**DATA FOR THIS TASK**
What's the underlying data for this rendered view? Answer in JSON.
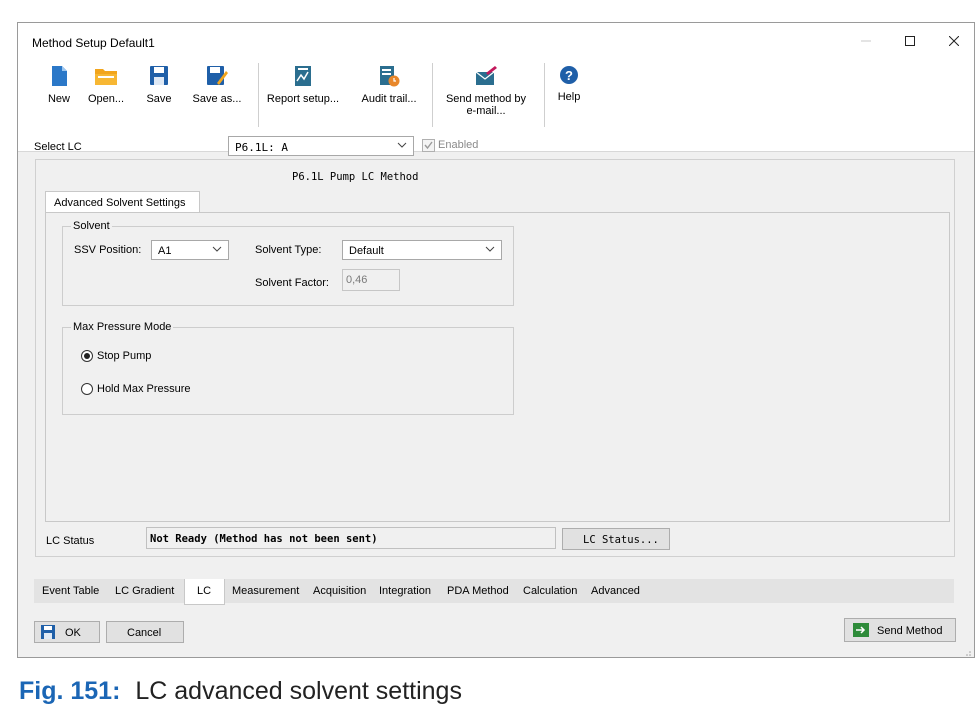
{
  "window": {
    "title": "Method Setup Default1"
  },
  "toolbar": {
    "new": "New",
    "open": "Open...",
    "save": "Save",
    "save_as": "Save as...",
    "report_setup": "Report setup...",
    "audit_trail": "Audit trail...",
    "send_method_line1": "Send method by",
    "send_method_line2": "e-mail...",
    "help": "Help"
  },
  "select_lc": {
    "label": "Select LC",
    "value": "P6.1L: A",
    "enabled_label": "Enabled",
    "enabled_checked": true
  },
  "method_title": "P6.1L Pump LC Method",
  "inner_tab": "Advanced Solvent Settings",
  "solvent": {
    "group_label": "Solvent",
    "ssv_label": "SSV Position:",
    "ssv_value": "A1",
    "type_label": "Solvent Type:",
    "type_value": "Default",
    "factor_label": "Solvent Factor:",
    "factor_value": "0,46"
  },
  "pressure": {
    "group_label": "Max Pressure Mode",
    "option_stop": "Stop Pump",
    "option_hold": "Hold Max Pressure",
    "selected": "Stop Pump"
  },
  "lc_status": {
    "label": "LC Status",
    "value": "Not Ready (Method has not been sent)",
    "button": "LC Status..."
  },
  "bottom_tabs": {
    "event_table": "Event Table",
    "lc_gradient": "LC Gradient",
    "lc": "LC",
    "measurement": "Measurement",
    "acquisition": "Acquisition",
    "integration": "Integration",
    "pda_method": "PDA Method",
    "calculation": "Calculation",
    "advanced": "Advanced",
    "active": "LC"
  },
  "footer": {
    "ok": "OK",
    "cancel": "Cancel",
    "send_method": "Send Method"
  },
  "caption": {
    "number": "Fig. 151:",
    "text": "LC advanced solvent settings"
  },
  "colors": {
    "accent_blue": "#1f5fa8",
    "caption_blue": "#1b66b5",
    "window_bg": "#f0f0f0"
  }
}
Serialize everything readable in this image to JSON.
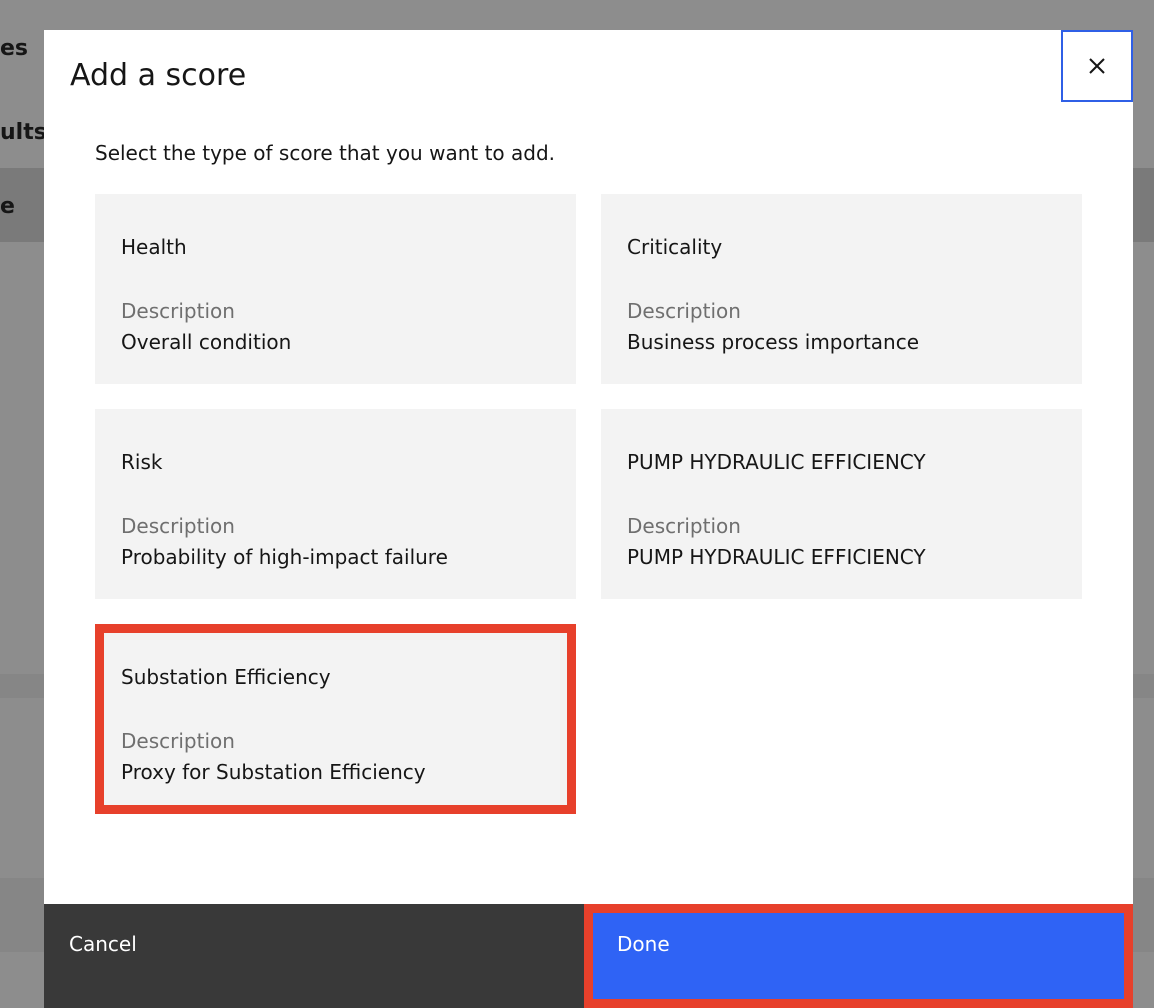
{
  "background": {
    "fragments": [
      "es",
      "ults:",
      "e"
    ]
  },
  "modal": {
    "title": "Add a score",
    "close_icon": "close-icon",
    "instructions": "Select the type of score that you want to add.",
    "tiles": [
      {
        "name": "Health",
        "desc_label": "Description",
        "desc": "Overall condition",
        "selected": false
      },
      {
        "name": "Criticality",
        "desc_label": "Description",
        "desc": "Business process importance",
        "selected": false
      },
      {
        "name": "Risk",
        "desc_label": "Description",
        "desc": "Probability of high-impact failure",
        "selected": false
      },
      {
        "name": "PUMP HYDRAULIC EFFICIENCY",
        "desc_label": "Description",
        "desc": "PUMP HYDRAULIC EFFICIENCY",
        "selected": false
      },
      {
        "name": "Substation Efficiency",
        "desc_label": "Description",
        "desc": "Proxy for Substation Efficiency",
        "selected": true
      }
    ],
    "footer": {
      "cancel_label": "Cancel",
      "done_label": "Done"
    }
  },
  "colors": {
    "primary": "#2f63f5",
    "secondary": "#393939",
    "highlight": "#e7402b",
    "focus": "#2f5fe6",
    "tile_bg": "#f3f3f3"
  }
}
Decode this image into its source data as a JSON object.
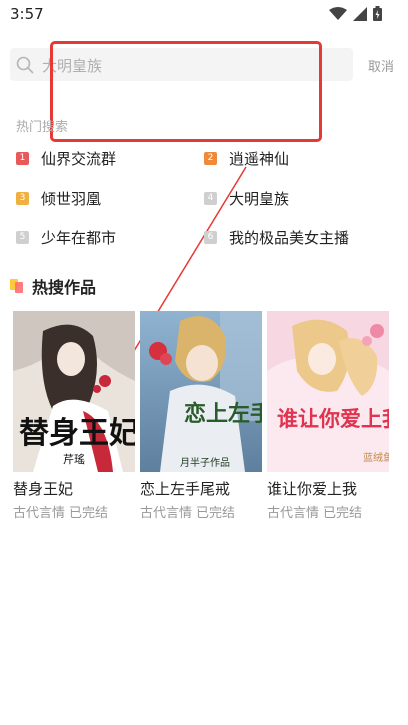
{
  "status_bar": {
    "time": "3:57"
  },
  "search": {
    "placeholder": "大明皇族",
    "cancel_label": "取消"
  },
  "hot_search": {
    "title": "热门搜索",
    "items": [
      {
        "rank": "1",
        "label": "仙界交流群",
        "color": "#e85a5a"
      },
      {
        "rank": "2",
        "label": "逍遥神仙",
        "color": "#ef8a3b"
      },
      {
        "rank": "3",
        "label": "倾世羽凰",
        "color": "#f0b040"
      },
      {
        "rank": "4",
        "label": "大明皇族",
        "color": "#cfcfcf"
      },
      {
        "rank": "5",
        "label": "少年在都市",
        "color": "#cfcfcf"
      },
      {
        "rank": "6",
        "label": "我的极品美女主播",
        "color": "#cfcfcf"
      }
    ]
  },
  "hot_works": {
    "title": "热搜作品",
    "books": [
      {
        "title": "替身王妃",
        "category": "古代言情",
        "status": "已完结",
        "cover_text": "替身王妃",
        "cover_author": "芹瑤"
      },
      {
        "title": "恋上左手尾戒",
        "category": "古代言情",
        "status": "已完结",
        "cover_text": "恋上左手尾戒",
        "cover_author": "月半子作品"
      },
      {
        "title": "谁让你爱上我",
        "category": "古代言情",
        "status": "已完结",
        "cover_text": "谁让你爱上我",
        "cover_author": "蓝绒鱼"
      }
    ]
  },
  "colors": {
    "accent_red": "#e53935",
    "muted": "#999999"
  }
}
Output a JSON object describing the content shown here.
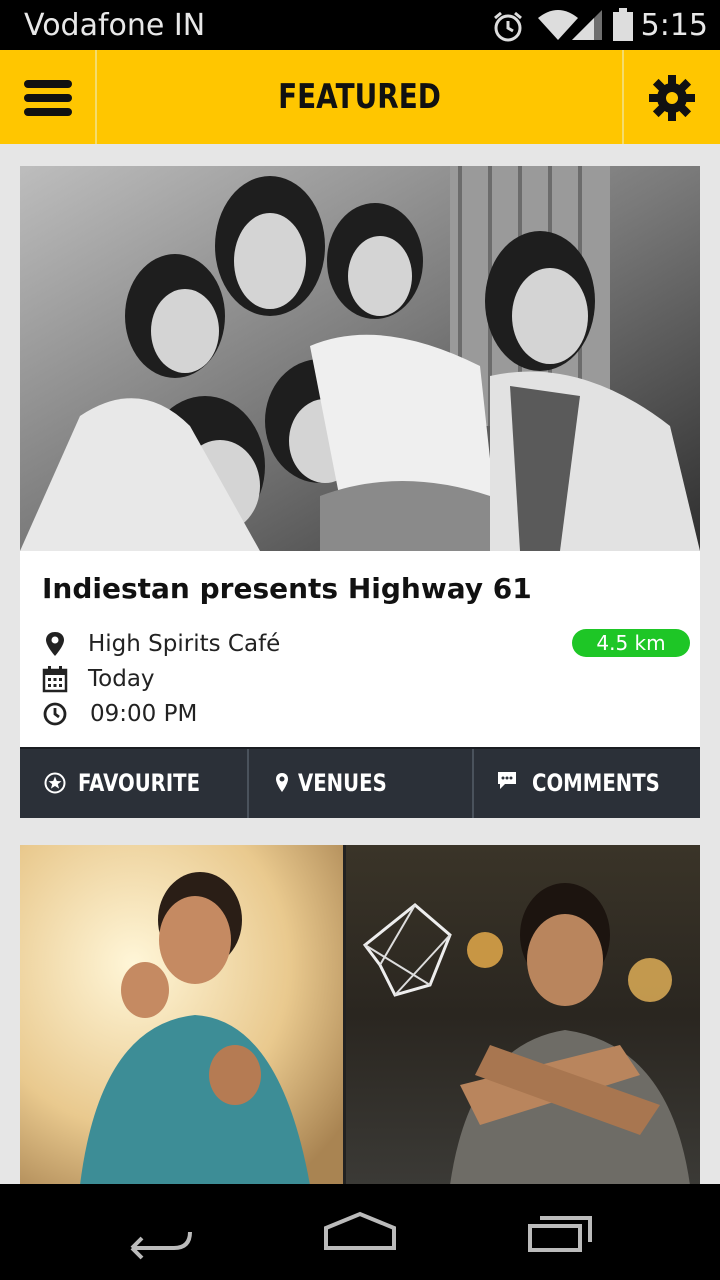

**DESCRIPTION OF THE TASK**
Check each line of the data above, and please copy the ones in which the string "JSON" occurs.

**FINISHED EXERCISE**
What's the underlying data for this rendered view? Answer in JSON.
Serialize everything readable in this image to JSON.
Decode this image into its source data as a JSON object.
Output a JSON object describing the content shown here.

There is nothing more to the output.